Serial.print("Color Temp: "); Serial.print(colorTemp, DEC); Serial.print(" K - ");
Serial.print("Lux: "); Serial.print(lux, DEC); Serial.print(" - ");
Serial.print("R: "); Serial.print(r, DEC); Serial.print(" ");
Serial.print("G: "); Serial.print(g, DEC); Serial.print(" ");
Serial.print("B: "); Serial.print(b, DEC); Serial.print(" ");
Serial.print("C: "); Serial.print(c, DEC); Serial.print(" ");
Serial.println(" ");
}

 

Output

Open the serial monitor, this is what you should see

Color Temp: 4554 K – Lux: 379 – R: 1122 G: 831 B: 776 C: 1429
Color Temp: 3173 K – Lux: 181 – R: 475 G: 339 B: 272 C: 707
Color Temp: 3425 K – Lux: 224 – R: 604 G: 435 B: 364 C: 868
Color Temp: 2833 K – Lux: 1497 – R: 2983 G: 2240 B: 1461 C: 5723
Color Temp: 5847 K – Lux: 109 – R: 4109 G: 1327 B: 890 C: 5814
Color Temp: 2767 K – Lux: 460 – R: 4468 G: 1703 B: 1062 C: 6734
Color Temp: 4381 K – Lux: 463 – R: 1379 G: 1012 B: 938 C: 1789
Color Temp: 4276 K – Lux: 588 – R: 1464 G: 1136 B: 997 C: 2153
Color Temp: 3952 K – Lux: 646 – R: 1424 G: 1135 B: 933 C: 2350
Color Temp: 3528 K – Lux: 835 – R: 1713 G: 1362 B: 1036 C: 3101

 

Links
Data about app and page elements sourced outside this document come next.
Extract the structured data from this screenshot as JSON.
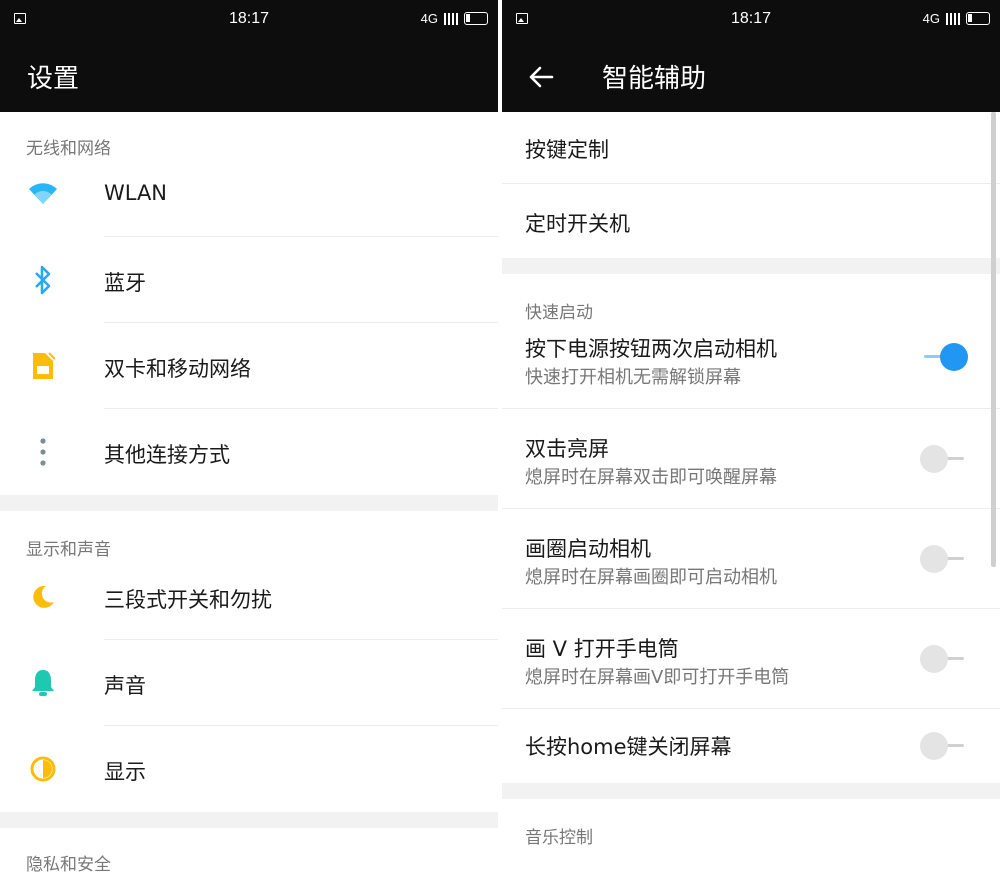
{
  "status_bar": {
    "time": "18:17",
    "network": "4G"
  },
  "left": {
    "title": "设置",
    "sections": [
      {
        "header": "无线和网络",
        "items": [
          {
            "label": "WLAN",
            "icon": "wifi-icon"
          },
          {
            "label": "蓝牙",
            "icon": "bluetooth-icon"
          },
          {
            "label": "双卡和移动网络",
            "icon": "sim-card-icon"
          },
          {
            "label": "其他连接方式",
            "icon": "more-vertical-icon"
          }
        ]
      },
      {
        "header": "显示和声音",
        "items": [
          {
            "label": "三段式开关和勿扰",
            "icon": "moon-icon"
          },
          {
            "label": "声音",
            "icon": "bell-icon"
          },
          {
            "label": "显示",
            "icon": "contrast-icon"
          }
        ]
      },
      {
        "header": "隐私和安全",
        "items": []
      }
    ]
  },
  "right": {
    "title": "智能辅助",
    "items_top": [
      {
        "label": "按键定制"
      },
      {
        "label": "定时开关机"
      }
    ],
    "quick_section": {
      "header": "快速启动",
      "items": [
        {
          "title": "按下电源按钮两次启动相机",
          "subtitle": "快速打开相机无需解锁屏幕",
          "on": true
        },
        {
          "title": "双击亮屏",
          "subtitle": "熄屏时在屏幕双击即可唤醒屏幕",
          "on": false
        },
        {
          "title": "画圈启动相机",
          "subtitle": "熄屏时在屏幕画圈即可启动相机",
          "on": false
        },
        {
          "title": "画 V 打开手电筒",
          "subtitle": "熄屏时在屏幕画V即可打开手电筒",
          "on": false
        },
        {
          "title": "长按home键关闭屏幕",
          "on": false
        }
      ]
    },
    "music_section": {
      "header": "音乐控制"
    }
  },
  "colors": {
    "accent": "#2196f3",
    "wifi": "#29b6f6",
    "yellow": "#fbbd08",
    "teal": "#1ec8b2",
    "bar": "#0d0d0d"
  }
}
TCS34725 RGB Light Color Sensor Recognition Module

Share